INPUT RECORDS:
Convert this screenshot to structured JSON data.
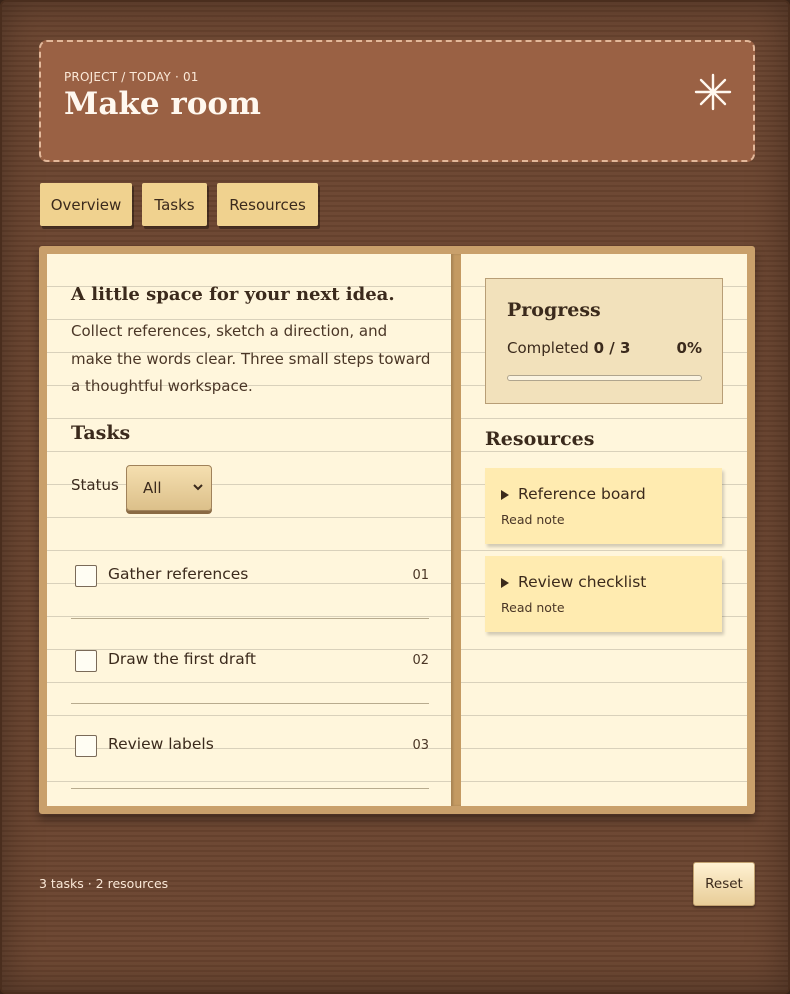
{
  "header": {
    "breadcrumb": "PROJECT / TODAY · 01",
    "title": "Make room",
    "icon": "sparkle-icon"
  },
  "tabs": [
    {
      "label": "Overview"
    },
    {
      "label": "Tasks"
    },
    {
      "label": "Resources"
    }
  ],
  "intro": {
    "heading": "A little space for your next idea.",
    "body": "Collect references, sketch a direction, and make the words clear. Three small steps toward a thoughtful workspace."
  },
  "tasks": {
    "heading": "Tasks",
    "filter_label": "Status",
    "filter_value": "All",
    "items": [
      {
        "label": "Gather references",
        "num": "01",
        "checked": false
      },
      {
        "label": "Draw the first draft",
        "num": "02",
        "checked": false
      },
      {
        "label": "Review labels",
        "num": "03",
        "checked": false
      }
    ]
  },
  "progress": {
    "heading": "Progress",
    "completed_label": "Completed",
    "completed_value": "0 / 3",
    "percent_label": "0%",
    "fraction": 0.0
  },
  "resources": {
    "heading": "Resources",
    "items": [
      {
        "title": "Reference board",
        "link": "Read note"
      },
      {
        "title": "Review checklist",
        "link": "Read note"
      }
    ]
  },
  "footer": {
    "summary": "3 tasks · 2 resources",
    "reset_label": "Reset"
  },
  "colors": {
    "header_bg": "#9a6144",
    "tab_bg": "#f0d28f",
    "page_bg": "#fff6dc",
    "note_bg": "#ffebb0",
    "wood": "#6b4530"
  }
}
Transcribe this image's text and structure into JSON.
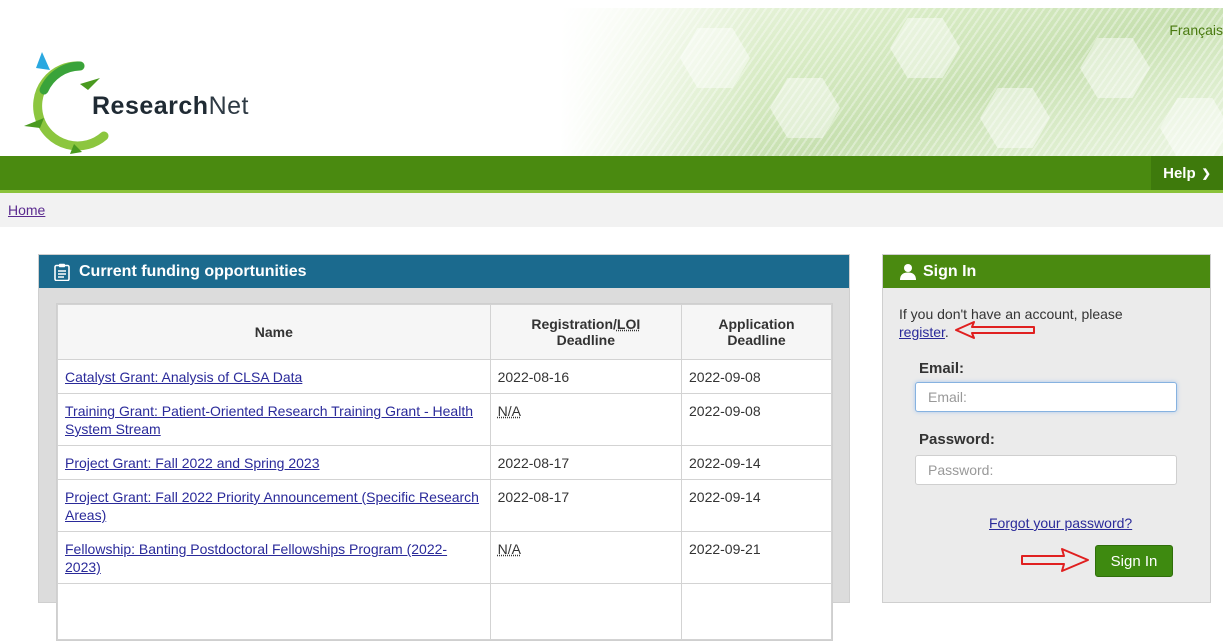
{
  "header": {
    "language_link": "Français",
    "logo_text_bold": "Research",
    "logo_text_light": "Net"
  },
  "nav": {
    "help_label": "Help"
  },
  "breadcrumb": {
    "home": "Home"
  },
  "funding": {
    "title": "Current funding opportunities",
    "columns": {
      "name": "Name",
      "registration_line1": "Registration/",
      "registration_abbr": "LOI",
      "registration_line2": "Deadline",
      "application_line1": "Application",
      "application_line2": "Deadline"
    },
    "rows": [
      {
        "name": "Catalyst Grant: Analysis of CLSA Data",
        "registration": "2022-08-16",
        "application": "2022-09-08"
      },
      {
        "name": "Training Grant: Patient-Oriented Research Training Grant - Health System Stream",
        "registration": "N/A",
        "application": "2022-09-08"
      },
      {
        "name": "Project Grant: Fall 2022 and Spring 2023",
        "registration": "2022-08-17",
        "application": "2022-09-14"
      },
      {
        "name": "Project Grant: Fall 2022 Priority Announcement (Specific Research Areas)",
        "registration": "2022-08-17",
        "application": "2022-09-14"
      },
      {
        "name": "Fellowship: Banting Postdoctoral Fellowships Program (2022-2023)",
        "registration": "N/A",
        "application": "2022-09-21"
      }
    ]
  },
  "signin": {
    "title": "Sign In",
    "intro_text": "If you don't have an account, please",
    "register_link": "register",
    "intro_end": ".",
    "email_label": "Email:",
    "email_placeholder": "Email:",
    "email_value": "",
    "password_label": "Password:",
    "password_placeholder": "Password:",
    "password_value": "",
    "forgot_link": "Forgot your password?",
    "submit_label": "Sign In"
  },
  "colors": {
    "nav_green": "#4a8a10",
    "panel_blue": "#1b6a8e",
    "annotation_red": "#e02020"
  }
}
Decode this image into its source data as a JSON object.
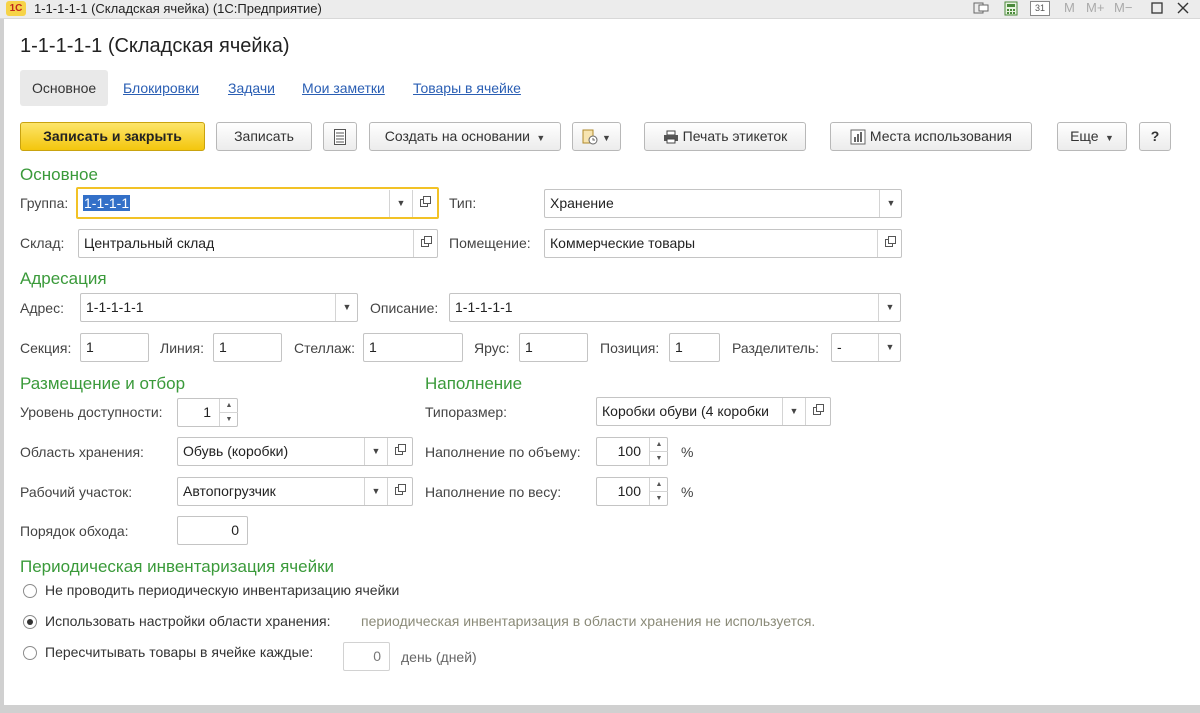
{
  "window": {
    "logo": "1С",
    "title": "1-1-1-1-1 (Складская ячейка)  (1С:Предприятие)",
    "tb_m": "M",
    "tb_mplus": "M+",
    "tb_mminus": "M−",
    "calendar_num": "31"
  },
  "page_title": "1-1-1-1-1 (Складская ячейка)",
  "tabs": [
    "Основное",
    "Блокировки",
    "Задачи",
    "Мои заметки",
    "Товары в ячейке"
  ],
  "toolbar": {
    "save_close": "Записать и закрыть",
    "save": "Записать",
    "create_based": "Создать на основании",
    "print_labels": "Печать этикеток",
    "usage_places": "Места использования",
    "more": "Еще",
    "help": "?"
  },
  "sections": {
    "main": "Основное",
    "addressing": "Адресация",
    "placement": "Размещение и отбор",
    "filling": "Наполнение",
    "inventory": "Периодическая инвентаризация ячейки"
  },
  "main": {
    "group_label": "Группа:",
    "group_value": "1-1-1-1",
    "type_label": "Тип:",
    "type_value": "Хранение",
    "warehouse_label": "Склад:",
    "warehouse_value": "Центральный склад",
    "room_label": "Помещение:",
    "room_value": "Коммерческие товары"
  },
  "addressing": {
    "address_label": "Адрес:",
    "address_value": "1-1-1-1-1",
    "description_label": "Описание:",
    "description_value": "1-1-1-1-1",
    "section_label": "Секция:",
    "section_value": "1",
    "line_label": "Линия:",
    "line_value": "1",
    "rack_label": "Стеллаж:",
    "rack_value": "1",
    "tier_label": "Ярус:",
    "tier_value": "1",
    "position_label": "Позиция:",
    "position_value": "1",
    "separator_label": "Разделитель:",
    "separator_value": "-"
  },
  "placement": {
    "access_level_label": "Уровень доступности:",
    "access_level_value": "1",
    "storage_area_label": "Область хранения:",
    "storage_area_value": "Обувь (коробки)",
    "work_area_label": "Рабочий участок:",
    "work_area_value": "Автопогрузчик",
    "bypass_order_label": "Порядок обхода:",
    "bypass_order_value": "0"
  },
  "filling": {
    "size_label": "Типоразмер:",
    "size_value": "Коробки обуви (4 коробки",
    "by_volume_label": "Наполнение по объему:",
    "by_volume_value": "100",
    "by_weight_label": "Наполнение по весу:",
    "by_weight_value": "100",
    "percent": "%"
  },
  "inventory": {
    "option_none": "Не проводить периодическую инвентаризацию ячейки",
    "option_area": "Использовать настройки области хранения:",
    "option_area_hint": "периодическая инвентаризация в области хранения не используется.",
    "option_recount": "Пересчитывать товары в ячейке каждые:",
    "recount_value": "0",
    "recount_unit": "день (дней)",
    "selected": "option_area"
  }
}
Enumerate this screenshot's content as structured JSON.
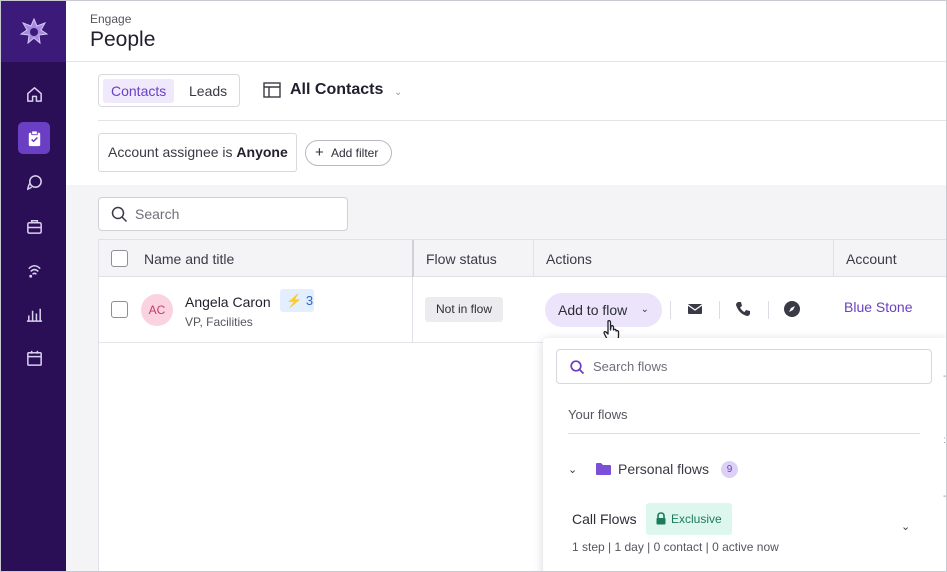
{
  "header": {
    "breadcrumb": "Engage",
    "title": "People"
  },
  "sidebar": {
    "items": [
      {
        "icon": "home-icon",
        "active": false
      },
      {
        "icon": "clipboard-icon",
        "active": true
      },
      {
        "icon": "chat-bubbles-icon",
        "active": false
      },
      {
        "icon": "briefcase-icon",
        "active": false
      },
      {
        "icon": "signal-icon",
        "active": false
      },
      {
        "icon": "bar-chart-icon",
        "active": false
      },
      {
        "icon": "calendar-icon",
        "active": false
      }
    ],
    "colors": {
      "bg": "#2a0f57",
      "active": "#6b3fc4"
    }
  },
  "toolbar": {
    "tabs": [
      {
        "label": "Contacts",
        "selected": true
      },
      {
        "label": "Leads",
        "selected": false
      }
    ],
    "view_title": "All Contacts",
    "filter": {
      "prefix": "Account assignee is",
      "value": "Anyone"
    },
    "add_filter_label": "Add filter"
  },
  "search": {
    "placeholder": "Search"
  },
  "table": {
    "columns": [
      "Name and title",
      "Flow status",
      "Actions",
      "Account"
    ],
    "rows": [
      {
        "initials": "AC",
        "name": "Angela Caron",
        "title": "VP, Facilities",
        "badge_count": "3",
        "flow_status": "Not in flow",
        "action_label": "Add to flow",
        "account": "Blue Stone"
      }
    ]
  },
  "dropdown": {
    "search_placeholder": "Search flows",
    "section_title": "Your flows",
    "folder": {
      "label": "Personal flows",
      "count": "9"
    },
    "flow": {
      "name": "Call Flows",
      "badge": "Exclusive",
      "meta": "1 step | 1 day | 0 contact | 0 active now"
    }
  },
  "accent": "#6b3fc4"
}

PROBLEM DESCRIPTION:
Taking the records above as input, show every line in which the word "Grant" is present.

EXERCISE OUTPUT:
        "name": "Catalyst Grant: Analysis of CLSA Data",
        "name": "Training Grant: Patient-Oriented Research Training Grant - Health System Stream",
        "name": "Project Grant: Fall 2022 and Spring 2023",
        "name": "Project Grant: Fall 2022 Priority Announcement (Specific Research Areas)",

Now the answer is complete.